Guide to the Disinfo Matrix
I was on facebook the other day when one of my unknown friends posted a link to a book titled Big Oil by Dean Henderson. It didn’t have a single review on Amazon so I thought it was something new. In the promo material, some person from South America said it deserved the Pulitzer Prize. It was super expensive at $25, but often the most reliable books on deep politics cost money, so I thought I was ordering a real book and bought it without really looking into the author at all.
Unfortunately, when the book arrived yesterday, I quickly discovered it was filled with misinformation and quoted people like David Icke and William Cooper as if they were serious journalists, which they are not. I opened it at random and came to a quote saying Allen Dulles was a member of Skull & Bones, a secret society at Yale, when, in fact, Dulles had gone to Princeton. Soon, I realized Dean Henderson is either a knowing agent of disinfo or a brainwashed stooge of the disinfo matrix (more on that later).
Paul Krassner, the dean of underground journalism, began printing conspiracy research in the 1960s in his national magazine, The Realist, forging a trail few in journalism would ever follow. Pretty soon, researchers were crawling out of the woodwork and sending Paul stories. Even today, when he no longer publishes conspiracy research, these characters are still peppering him with their nutty theories. I know because Paul forwards the wackiest stuff to me, as if to say, “see how crazy your compatriots are?” Many of these people are undoubtedly plants. Of course, the most famous of these characters was Mae Brussell, whose research seemed authentic at first, but pretty soon Paul realized Mae was leading him down a rabbit hole and connecting dots that didn’t really connect, leading him on a wild goose chase to nowhere. That’s when Paul stopped trusting conspiracy researchers [Paul adds: I felt it necessary not to have predisposed perception, to distinguish coincidence from conspiracy, and not let what might be perceived as evidence be tainted by ego or agenda]. After most people get burned after falling in a rabbit hole, it becomes really difficult to get past the noise to the real info that noise is designed to conceal. The game is to sheep-deep all deep political research as crackpot nonsense by flooding the field with crack-pot nonsense. Unfortunately, this game has worked very well for over 50 years now.
I’m too old and too wise to fall for this crapola, although I can’t say the same for a lot of people I meet, who seem to gobble up the latest pronouncements by Icke, Rense, Jones and the rest of the captains of disinfo. Henderson’s book wasn’t just sourced through these dubious characters, though. He also quoted a number of more reliable conspiracy researchers, some of whom have suspicious axes to grind. In this list, I’d include anyone from the Lyndon LaRouche organization, Alex Constantine, and Mike Ruppert. These are probably disinfo agents, but at least they’re journalists who deal with verifiable facts and not baseless rumor and innuendo. The rabbit holes they lead you into (like Ruppert’s “Peak Oil” scam), are more credible than the shapeshifting aliens in Icke’s manifestos, although ultimately, I don’t think these sources can be trusted any more than their obviously crackpot counterparts.

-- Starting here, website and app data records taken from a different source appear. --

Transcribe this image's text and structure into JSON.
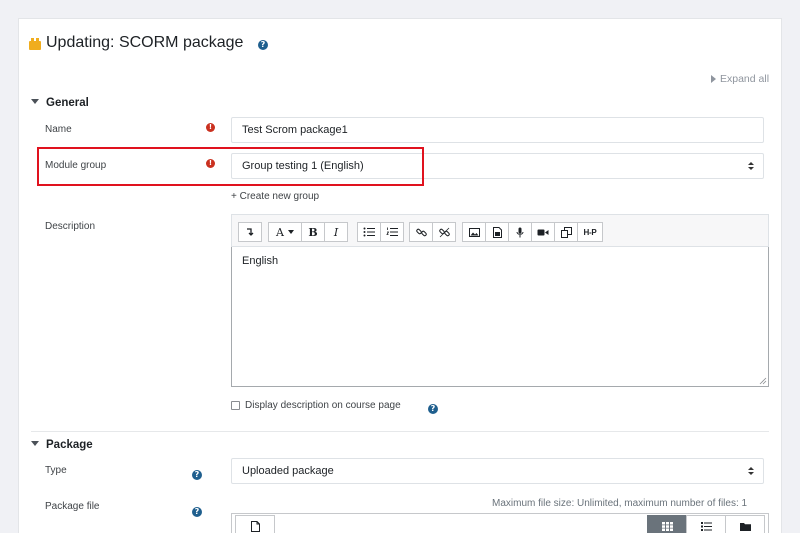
{
  "page": {
    "title": "Updating: SCORM package",
    "expand_all": "Expand all"
  },
  "general": {
    "header": "General",
    "name_label": "Name",
    "name_value": "Test Scrom package1",
    "module_group_label": "Module group",
    "module_group_value": "Group testing 1 (English)",
    "create_new_group": "+ Create new group",
    "description_label": "Description",
    "description_text": "English",
    "display_description": "Display description on course page"
  },
  "toolbar": {
    "h5p_label": "H-P",
    "font_label": "A",
    "bold_label": "B",
    "italic_label": "I"
  },
  "package": {
    "header": "Package",
    "type_label": "Type",
    "type_value": "Uploaded package",
    "file_label": "Package file",
    "max_size": "Maximum file size: Unlimited, maximum number of files: 1"
  },
  "colors": {
    "help_icon": "#1f5f8e",
    "required_icon": "#ca3120",
    "highlight_box": "#e0121e",
    "active_view": "#6a737b"
  }
}
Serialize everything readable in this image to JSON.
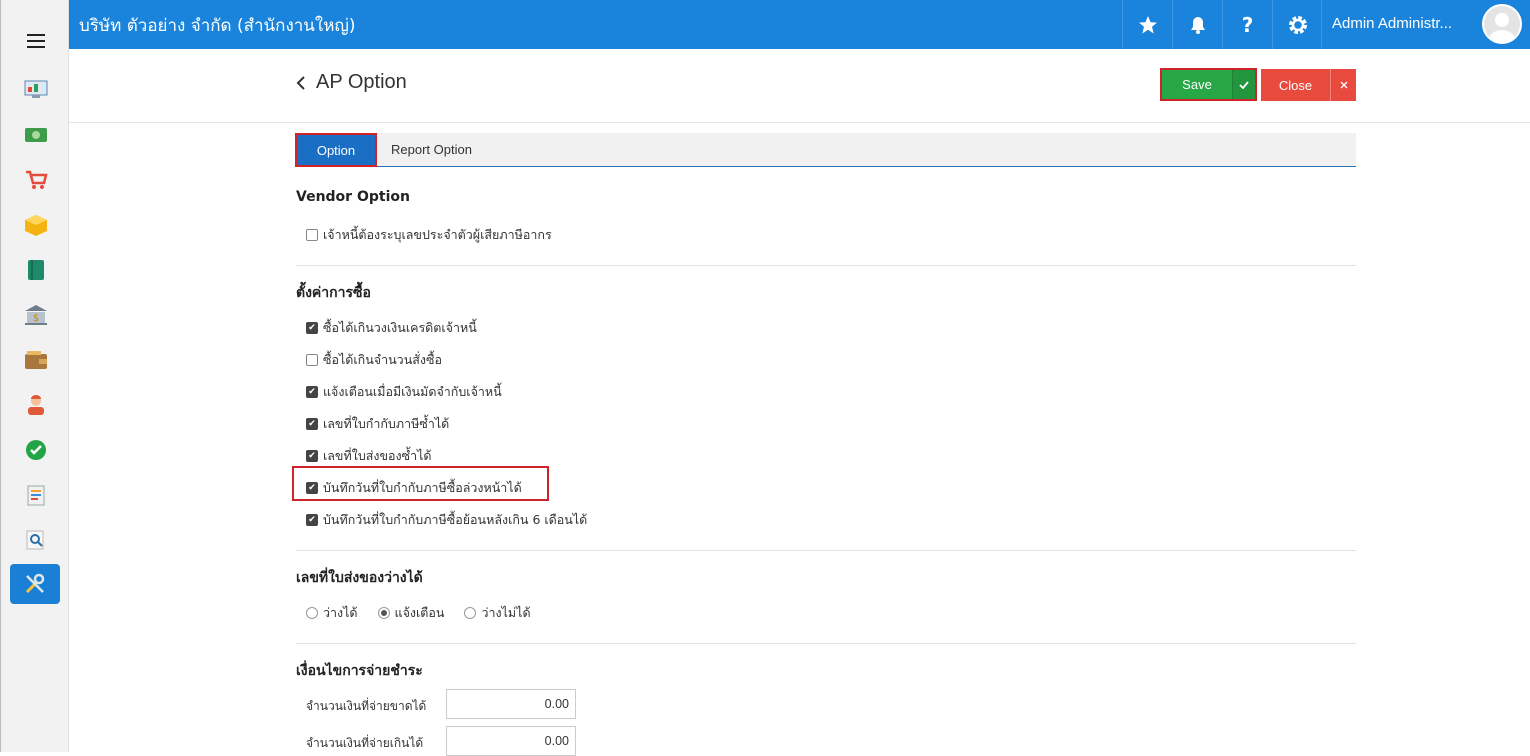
{
  "header": {
    "company": "บริษัท ตัวอย่าง จำกัด (สำนักงานใหญ่)",
    "user_name": "Admin Administr...",
    "help_label": "?"
  },
  "page": {
    "back_icon": "chevron-left-icon",
    "title": "AP Option",
    "save_label": "Save",
    "close_label": "Close"
  },
  "tabs": [
    {
      "label": "Option",
      "active": true
    },
    {
      "label": "Report Option",
      "active": false
    }
  ],
  "vendor_option": {
    "title": "Vendor Option",
    "items": [
      {
        "label": "เจ้าหนี้ต้องระบุเลขประจำตัวผู้เสียภาษีอากร",
        "checked": false
      }
    ]
  },
  "purchase_settings": {
    "title": "ตั้งค่าการซื้อ",
    "items": [
      {
        "label": "ซื้อได้เกินวงเงินเครดิตเจ้าหนี้",
        "checked": true
      },
      {
        "label": "ซื้อได้เกินจำนวนสั่งซื้อ",
        "checked": false
      },
      {
        "label": "แจ้งเตือนเมื่อมีเงินมัดจำกับเจ้าหนี้",
        "checked": true
      },
      {
        "label": "เลขที่ใบกำกับภาษีซ้ำได้",
        "checked": true
      },
      {
        "label": "เลขที่ใบส่งของซ้ำได้",
        "checked": true
      },
      {
        "label": "บันทึกวันที่ใบกำกับภาษีซื้อล่วงหน้าได้",
        "checked": true
      },
      {
        "label": "บันทึกวันที่ใบกำกับภาษีซื้อย้อนหลังเกิน 6 เดือนได้",
        "checked": true
      }
    ]
  },
  "delivery_blank": {
    "title": "เลขที่ใบส่งของว่างได้",
    "options": [
      {
        "label": "ว่างได้",
        "selected": false
      },
      {
        "label": "แจ้งเตือน",
        "selected": true
      },
      {
        "label": "ว่างไม่ได้",
        "selected": false
      }
    ]
  },
  "payment_terms": {
    "title": "เงื่อนไขการจ่ายชำระ",
    "fields": [
      {
        "label": "จำนวนเงินที่จ่ายขาดได้",
        "value": "0.00"
      },
      {
        "label": "จำนวนเงินที่จ่ายเกินได้",
        "value": "0.00"
      }
    ]
  },
  "colors": {
    "topbar": "#1a84dc",
    "save": "#27a745",
    "close": "#e84a3e",
    "tab_active": "#1a6fc4",
    "highlight": "#d0222a"
  }
}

After I got Henderson’s book, I learned he’s a regular on the Icke/Rense/Jones disinfo circuit. He also seems to be an activist in the Green movement. The environmental movement is heavily seeded with agents because the oil companies have to keep in eye on environmentalists to make sure they don’t do anything damaging to their bottom line, which is why they’ve installed an oligarchy insider like Al Gore as their chief lightening rod. It’s a dialectical game, just like almost everything else that goes on inside deep politics.
Once you get past those two levels of disinfo, you get to real journalists with no visible axes to grind, a list that includes Antony Sutton, Gary Webb, Daniel Hopsicker, Dick Russell, Alfred McCoy, Danny Casolaro, and Peter Dale Scott. These are the authors you have to read and if I find their names and books in a bibliography, then I know I’m dealing with a serious researcher. The more serious a researcher is, however, the more ignored they will become over time. Deep political research is a great way to “break your rice bowl,” which is how they put it to Antony Sutton when he veered off the designated rails. You can put me in this category too, as I once had a flourishing journalism career, but after I began publishing deep political research in High Times, I soon realized I no longer had a journalism career. My book, The Octopus Conspiracy, got exactly one review when it came out—in a local publication in Woodstock, New York.
Shortly after 9/11, Retired General Mirza Aslam Beg, former chief of staff of the Pakistani Army, said 9/11 was an operation of the American intelligence agencies. Beg also claimed Wikileaks is a tool of psy-war, and not a real whistle-blowing operation, and that Osama bin Laden died in 2009, and that the Seal Team killed a lookalike stand-in. Of course, researchers like me know Beg is probably telling the truth.
Oh, and by the way, I left my review of Big Oil on Amazon. It wasn’t very favorable.